Free Software spectrum
From Earlham Cluster Department
Back to Senior Seminar 2008
This page is for listing out the various spectrums related to Free Software. Feel free to add other spectrums other than the ones I have now.
- The Beginning Pre 1960? Everything was shared
- Present Day Open Source is a major force in the industry. Free Software is still working behind the scenes but is mostly overshadowed.
I haven't added links to examples or explanations yet but other people can if they know of an example.
- Public Domain Public Domain works are un-copyrighted works. This means that either it was never copyrighted in the first place or the copyright was removed for some reason. Possible reasons include copyright expiration or the author voluntarily giving up their copyright.
- Permissively Licensed These are works that are copyrighted by whose authors give free or mostly free use to everyone. The BSD and MIT licenses are examples of this.
- Copyleft These are works that have licenses that give free use to everyone except that authors of derivative works must license their derivative works under similar terms. This is the preferred style of Free Software because it forces authors that want to use Free Software to also make their work Free Software, thereby increasing the amount of Free Software in the world.
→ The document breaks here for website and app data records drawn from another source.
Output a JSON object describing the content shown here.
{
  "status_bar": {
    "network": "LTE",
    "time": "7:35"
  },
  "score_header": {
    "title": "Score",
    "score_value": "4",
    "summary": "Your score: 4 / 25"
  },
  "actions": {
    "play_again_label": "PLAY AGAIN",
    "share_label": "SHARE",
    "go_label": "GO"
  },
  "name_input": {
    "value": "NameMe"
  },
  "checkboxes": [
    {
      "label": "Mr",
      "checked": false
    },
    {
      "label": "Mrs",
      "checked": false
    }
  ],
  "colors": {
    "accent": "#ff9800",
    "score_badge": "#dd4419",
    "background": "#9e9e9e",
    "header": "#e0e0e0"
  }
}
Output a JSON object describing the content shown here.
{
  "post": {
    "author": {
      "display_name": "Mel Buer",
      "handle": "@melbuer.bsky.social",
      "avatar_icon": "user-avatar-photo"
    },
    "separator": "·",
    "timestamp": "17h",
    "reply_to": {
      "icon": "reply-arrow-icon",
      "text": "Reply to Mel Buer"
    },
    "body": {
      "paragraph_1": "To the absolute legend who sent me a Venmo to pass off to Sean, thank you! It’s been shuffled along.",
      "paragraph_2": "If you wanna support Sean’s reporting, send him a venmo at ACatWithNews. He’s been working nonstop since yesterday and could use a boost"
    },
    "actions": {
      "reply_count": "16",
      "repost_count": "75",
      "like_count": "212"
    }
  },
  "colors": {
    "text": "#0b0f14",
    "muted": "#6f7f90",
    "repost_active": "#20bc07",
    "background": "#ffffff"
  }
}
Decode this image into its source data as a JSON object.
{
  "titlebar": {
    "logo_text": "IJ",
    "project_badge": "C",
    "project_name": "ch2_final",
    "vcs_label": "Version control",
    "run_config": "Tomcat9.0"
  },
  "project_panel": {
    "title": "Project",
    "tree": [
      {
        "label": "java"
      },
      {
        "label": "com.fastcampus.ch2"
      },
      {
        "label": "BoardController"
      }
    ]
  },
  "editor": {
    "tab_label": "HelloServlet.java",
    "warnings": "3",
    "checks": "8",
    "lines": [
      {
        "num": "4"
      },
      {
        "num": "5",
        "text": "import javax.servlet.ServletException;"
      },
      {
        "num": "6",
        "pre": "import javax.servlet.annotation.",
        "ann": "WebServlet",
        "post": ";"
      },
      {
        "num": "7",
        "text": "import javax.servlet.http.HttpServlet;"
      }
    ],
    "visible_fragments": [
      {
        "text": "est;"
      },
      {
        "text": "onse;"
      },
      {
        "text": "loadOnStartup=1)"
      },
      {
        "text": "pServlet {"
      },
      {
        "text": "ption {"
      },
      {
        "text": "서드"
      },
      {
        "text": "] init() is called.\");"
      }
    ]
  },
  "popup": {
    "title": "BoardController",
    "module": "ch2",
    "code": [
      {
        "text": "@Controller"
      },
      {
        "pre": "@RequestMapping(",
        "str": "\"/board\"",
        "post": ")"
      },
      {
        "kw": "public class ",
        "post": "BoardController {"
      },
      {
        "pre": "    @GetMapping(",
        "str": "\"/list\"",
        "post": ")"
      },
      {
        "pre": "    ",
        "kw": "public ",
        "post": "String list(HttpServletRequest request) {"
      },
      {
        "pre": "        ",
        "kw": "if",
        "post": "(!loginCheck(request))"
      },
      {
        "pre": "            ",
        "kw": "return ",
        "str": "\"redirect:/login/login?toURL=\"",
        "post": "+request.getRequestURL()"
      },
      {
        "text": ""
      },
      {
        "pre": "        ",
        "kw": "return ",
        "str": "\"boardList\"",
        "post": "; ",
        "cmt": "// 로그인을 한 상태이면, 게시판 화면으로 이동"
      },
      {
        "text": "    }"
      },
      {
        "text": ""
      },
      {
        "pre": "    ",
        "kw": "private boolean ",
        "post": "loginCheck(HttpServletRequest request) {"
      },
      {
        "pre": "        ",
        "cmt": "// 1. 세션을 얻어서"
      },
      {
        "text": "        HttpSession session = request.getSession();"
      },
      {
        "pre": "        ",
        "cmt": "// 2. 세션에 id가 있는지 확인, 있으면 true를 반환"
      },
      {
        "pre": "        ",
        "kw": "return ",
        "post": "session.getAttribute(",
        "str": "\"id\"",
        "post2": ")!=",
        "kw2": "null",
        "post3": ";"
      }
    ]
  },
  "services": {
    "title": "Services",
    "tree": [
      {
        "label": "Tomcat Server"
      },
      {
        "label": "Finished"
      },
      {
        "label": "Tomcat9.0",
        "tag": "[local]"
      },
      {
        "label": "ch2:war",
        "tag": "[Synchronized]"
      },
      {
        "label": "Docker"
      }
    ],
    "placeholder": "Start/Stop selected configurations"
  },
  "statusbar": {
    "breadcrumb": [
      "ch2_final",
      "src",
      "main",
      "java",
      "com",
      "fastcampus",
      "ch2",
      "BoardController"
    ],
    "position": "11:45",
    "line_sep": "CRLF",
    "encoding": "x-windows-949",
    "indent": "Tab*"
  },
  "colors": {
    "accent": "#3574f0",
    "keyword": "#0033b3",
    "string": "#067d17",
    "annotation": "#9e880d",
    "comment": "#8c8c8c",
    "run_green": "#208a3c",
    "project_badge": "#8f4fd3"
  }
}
The GPL is an example of this.
- Shared Source These works allow one to study and reproduce the work but not to distribute derived works.
- Published Unlicensed These works are published but don't give 3rd parties the rights to reproduce them or any derived works. This can happen accidentally if one publishes work with conflicting licenses.
- Freeware These are works that are published only in binary form but give permission to free distributed the binary.
- Proprietary These works are published only in binary form and without license to copy. Most commercial software is of this type.
- Remotely Accessible These are works that aren't even published in binary form. The only allow use through a remote interface. In terms of copyright this is the same as unpublished but is different in other ways. Web sites or other network applications are examples of this.
- Unpublished These are works that aren't accessible or distributed in any way to the general public. Internal software is of this type. For example, The Google linux distribution.
--Edlefma 11:33, 16 Sep 2008 (EST)